## Work to complete
Reading the data below, count the lines that carry the string "настройки". Give nothing but the count.

## Dataset content

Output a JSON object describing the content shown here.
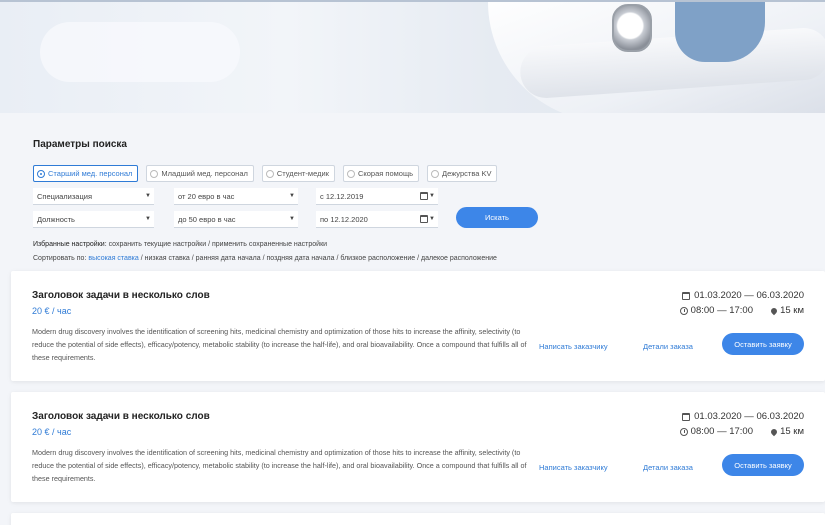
{
  "search": {
    "title": "Параметры поиска",
    "categories": [
      {
        "label": "Старший мед. персонал",
        "active": true
      },
      {
        "label": "Младший мед. персонал",
        "active": false
      },
      {
        "label": "Студент-медик",
        "active": false
      },
      {
        "label": "Скорая помощь",
        "active": false
      },
      {
        "label": "Дежурства KV",
        "active": false
      }
    ],
    "specialization": "Специализация",
    "position": "Должность",
    "rate_from": "от 20 евро в час",
    "rate_to": "до 50 евро в час",
    "date_from": "с 12.12.2019",
    "date_to": "по 12.12.2020",
    "search_button": "Искать"
  },
  "favorites": {
    "label": "Избранные настройки:",
    "save": "сохранить текущие настройки",
    "sep": " / ",
    "apply": "применить сохраненные настройки"
  },
  "sort": {
    "label": "Сортировать по:",
    "options": [
      "высокая ставка",
      "низкая ставка",
      "ранняя дата начала",
      "поздняя дата начала",
      "близкое расположение",
      "далекое расположение"
    ],
    "active_index": 0
  },
  "jobs": [
    {
      "title": "Заголовок задачи в несколько слов",
      "price": "20 € / час",
      "description": "Modern drug discovery involves the identification of screening hits, medicinal chemistry and optimization of those hits to increase the affinity, selectivity (to reduce the potential of side effects), efficacy/potency, metabolic stability (to increase the half-life), and oral bioavailability. Once a compound that fulfills all of these requirements.",
      "dates": "01.03.2020 — 06.03.2020",
      "time": "08:00 — 17:00",
      "distance": "15 км",
      "contact": "Написать заказчику",
      "details": "Детали заказа",
      "apply": "Оставить заявку"
    },
    {
      "title": "Заголовок задачи в несколько слов",
      "price": "20 € / час",
      "description": "Modern drug discovery involves the identification of screening hits, medicinal chemistry and optimization of those hits to increase the affinity, selectivity (to reduce the potential of side effects), efficacy/potency, metabolic stability (to increase the half-life), and oral bioavailability. Once a compound that fulfills all of these requirements.",
      "dates": "01.03.2020 — 06.03.2020",
      "time": "08:00 — 17:00",
      "distance": "15 км",
      "contact": "Написать заказчику",
      "details": "Детали заказа",
      "apply": "Оставить заявку"
    }
  ],
  "colors": {
    "accent": "#3d86e8",
    "link": "#2f7bd6",
    "background": "#f3f5f9"
  }
}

## Written answer
3